* **LISTED RECORDS**
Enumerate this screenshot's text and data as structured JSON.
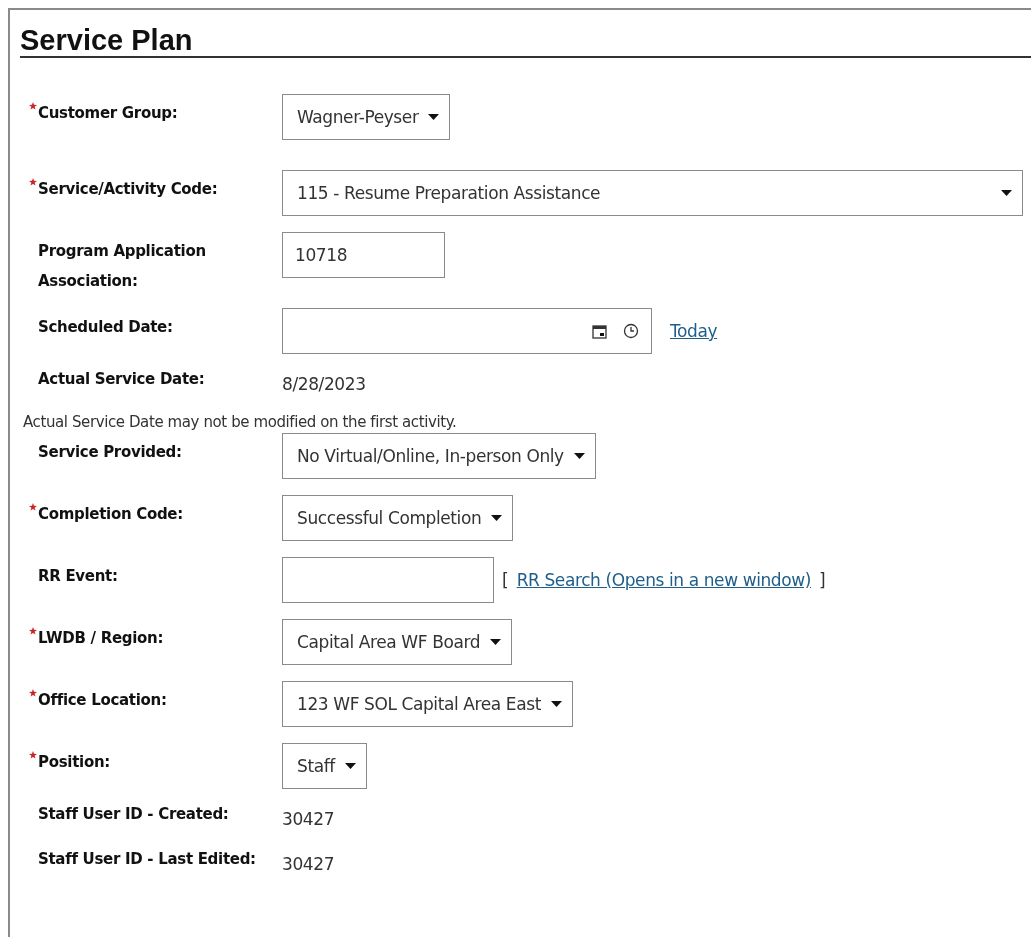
{
  "title": "Service Plan",
  "fields": [
    {
      "kind": "select",
      "label": "Customer Group:",
      "required": true,
      "value": "Wagner-Peyser"
    },
    {
      "kind": "wide_select",
      "label": "Service/Activity Code:",
      "required": true,
      "value": "115 - Resume Preparation Assistance"
    },
    {
      "kind": "input",
      "label": "Program Application Association:",
      "required": false,
      "value": "10718"
    },
    {
      "kind": "datetime",
      "label": "Scheduled Date:",
      "required": false,
      "link": "Today"
    },
    {
      "kind": "static",
      "label": "Actual Service Date:",
      "required": false,
      "value": "8/28/2023"
    },
    {
      "kind": "note",
      "text": "Actual Service Date may not be modified on the first activity."
    },
    {
      "kind": "select",
      "label": "Service Provided:",
      "required": false,
      "value": "No Virtual/Online, In-person Only"
    },
    {
      "kind": "select",
      "label": "Completion Code:",
      "required": true,
      "value": "Successful Completion"
    },
    {
      "kind": "lookup",
      "label": "RR Event:",
      "required": false,
      "bracket_open": "[",
      "link": "RR Search (Opens in a new window)",
      "bracket_close": "]"
    },
    {
      "kind": "select",
      "label": "LWDB / Region:",
      "required": true,
      "value": "Capital Area WF Board"
    },
    {
      "kind": "select",
      "label": "Office Location:",
      "required": true,
      "value": "123 WF SOL Capital Area East"
    },
    {
      "kind": "select",
      "label": "Position:",
      "required": true,
      "value": "Staff"
    },
    {
      "kind": "static",
      "label": "Staff User ID - Created:",
      "required": false,
      "value": "30427"
    },
    {
      "kind": "static",
      "label": "Staff User ID - Last Edited:",
      "required": false,
      "value": "30427"
    }
  ]
}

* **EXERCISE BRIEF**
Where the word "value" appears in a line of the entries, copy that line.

* **TASK RESPONSE**
      "value": "Wagner-Peyser"
      "value": "115 - Resume Preparation Assistance"
      "value": "10718"
      "value": "8/28/2023"
      "value": "No Virtual/Online, In-person Only"
      "value": "Successful Completion"
      "value": "Capital Area WF Board"
      "value": "123 WF SOL Capital Area East"
      "value": "Staff"
      "value": "30427"
      "value": "30427"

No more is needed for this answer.